Interface dataset entries

*****

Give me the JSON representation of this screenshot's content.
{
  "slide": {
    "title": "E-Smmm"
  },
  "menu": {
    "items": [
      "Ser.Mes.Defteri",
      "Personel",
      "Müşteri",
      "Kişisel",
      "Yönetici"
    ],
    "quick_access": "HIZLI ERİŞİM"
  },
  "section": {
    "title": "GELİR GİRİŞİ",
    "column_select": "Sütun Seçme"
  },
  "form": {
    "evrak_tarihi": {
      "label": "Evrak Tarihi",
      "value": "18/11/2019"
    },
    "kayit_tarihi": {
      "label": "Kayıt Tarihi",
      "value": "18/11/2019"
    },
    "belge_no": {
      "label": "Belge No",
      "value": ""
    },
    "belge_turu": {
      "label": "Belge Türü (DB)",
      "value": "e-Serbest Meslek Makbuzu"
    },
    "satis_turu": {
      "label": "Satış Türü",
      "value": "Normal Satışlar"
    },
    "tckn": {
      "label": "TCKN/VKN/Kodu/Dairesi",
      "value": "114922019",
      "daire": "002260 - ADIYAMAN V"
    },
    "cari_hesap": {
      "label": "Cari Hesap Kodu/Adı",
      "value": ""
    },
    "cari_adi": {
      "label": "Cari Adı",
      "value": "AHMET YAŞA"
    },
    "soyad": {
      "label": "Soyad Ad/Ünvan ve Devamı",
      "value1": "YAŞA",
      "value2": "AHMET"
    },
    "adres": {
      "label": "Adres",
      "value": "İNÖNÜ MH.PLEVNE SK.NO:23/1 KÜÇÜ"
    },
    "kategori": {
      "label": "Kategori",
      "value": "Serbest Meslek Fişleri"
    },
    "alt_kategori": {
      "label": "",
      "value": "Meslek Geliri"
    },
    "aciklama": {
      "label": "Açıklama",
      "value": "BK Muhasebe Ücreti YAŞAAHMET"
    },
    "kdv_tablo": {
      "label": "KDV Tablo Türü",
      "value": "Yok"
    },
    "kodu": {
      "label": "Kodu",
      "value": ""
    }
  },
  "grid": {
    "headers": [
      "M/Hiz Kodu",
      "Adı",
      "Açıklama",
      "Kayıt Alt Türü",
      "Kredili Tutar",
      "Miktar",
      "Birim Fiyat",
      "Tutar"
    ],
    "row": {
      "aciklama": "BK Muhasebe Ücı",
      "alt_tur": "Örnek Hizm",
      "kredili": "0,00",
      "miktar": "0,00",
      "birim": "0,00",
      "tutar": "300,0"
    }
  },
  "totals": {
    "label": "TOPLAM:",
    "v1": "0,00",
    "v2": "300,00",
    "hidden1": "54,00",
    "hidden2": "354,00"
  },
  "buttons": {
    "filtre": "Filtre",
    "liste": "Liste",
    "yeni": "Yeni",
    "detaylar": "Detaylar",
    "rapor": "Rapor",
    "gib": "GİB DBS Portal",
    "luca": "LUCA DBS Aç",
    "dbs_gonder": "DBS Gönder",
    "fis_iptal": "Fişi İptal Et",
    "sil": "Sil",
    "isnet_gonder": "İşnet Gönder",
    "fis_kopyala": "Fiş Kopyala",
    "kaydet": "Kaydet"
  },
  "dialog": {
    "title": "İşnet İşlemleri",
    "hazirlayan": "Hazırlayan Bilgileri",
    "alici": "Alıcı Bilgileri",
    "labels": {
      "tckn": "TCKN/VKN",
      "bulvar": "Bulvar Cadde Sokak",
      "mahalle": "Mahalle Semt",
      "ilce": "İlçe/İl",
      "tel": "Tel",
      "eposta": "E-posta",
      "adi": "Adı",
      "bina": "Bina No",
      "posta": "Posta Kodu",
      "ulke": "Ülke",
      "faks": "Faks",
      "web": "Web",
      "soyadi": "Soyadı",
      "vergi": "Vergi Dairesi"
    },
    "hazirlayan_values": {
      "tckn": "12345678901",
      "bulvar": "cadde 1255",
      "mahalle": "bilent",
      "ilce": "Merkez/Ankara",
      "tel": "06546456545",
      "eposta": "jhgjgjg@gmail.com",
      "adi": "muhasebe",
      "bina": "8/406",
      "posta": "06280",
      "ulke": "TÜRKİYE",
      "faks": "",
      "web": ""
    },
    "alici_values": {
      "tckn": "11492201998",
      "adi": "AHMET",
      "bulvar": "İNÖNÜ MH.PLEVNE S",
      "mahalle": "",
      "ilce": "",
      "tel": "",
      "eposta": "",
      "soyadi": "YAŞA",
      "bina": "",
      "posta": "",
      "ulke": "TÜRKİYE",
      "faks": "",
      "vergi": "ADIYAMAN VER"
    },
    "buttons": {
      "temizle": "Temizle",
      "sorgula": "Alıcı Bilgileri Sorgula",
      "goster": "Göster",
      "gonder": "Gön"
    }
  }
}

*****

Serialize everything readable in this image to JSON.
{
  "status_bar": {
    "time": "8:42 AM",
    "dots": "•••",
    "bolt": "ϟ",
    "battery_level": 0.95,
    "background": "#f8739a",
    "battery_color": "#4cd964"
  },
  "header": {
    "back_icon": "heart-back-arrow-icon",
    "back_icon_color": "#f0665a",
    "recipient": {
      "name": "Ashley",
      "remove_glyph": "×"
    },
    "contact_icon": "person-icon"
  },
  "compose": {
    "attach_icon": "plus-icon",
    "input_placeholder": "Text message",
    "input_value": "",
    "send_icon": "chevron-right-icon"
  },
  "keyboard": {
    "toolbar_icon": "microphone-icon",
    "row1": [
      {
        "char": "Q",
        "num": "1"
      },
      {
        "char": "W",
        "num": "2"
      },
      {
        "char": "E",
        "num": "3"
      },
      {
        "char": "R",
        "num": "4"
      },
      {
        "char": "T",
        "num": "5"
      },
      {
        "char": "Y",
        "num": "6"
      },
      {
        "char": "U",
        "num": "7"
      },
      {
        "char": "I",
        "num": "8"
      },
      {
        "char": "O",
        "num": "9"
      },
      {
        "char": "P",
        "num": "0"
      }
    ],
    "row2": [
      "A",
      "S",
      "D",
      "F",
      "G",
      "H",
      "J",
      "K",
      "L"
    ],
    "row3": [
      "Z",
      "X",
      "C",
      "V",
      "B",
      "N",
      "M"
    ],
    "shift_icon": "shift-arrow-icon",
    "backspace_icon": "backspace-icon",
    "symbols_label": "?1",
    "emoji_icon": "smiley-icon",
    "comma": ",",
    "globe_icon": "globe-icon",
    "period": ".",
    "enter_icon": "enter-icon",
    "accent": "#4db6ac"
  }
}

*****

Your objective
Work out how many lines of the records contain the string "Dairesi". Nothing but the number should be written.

Task solution
2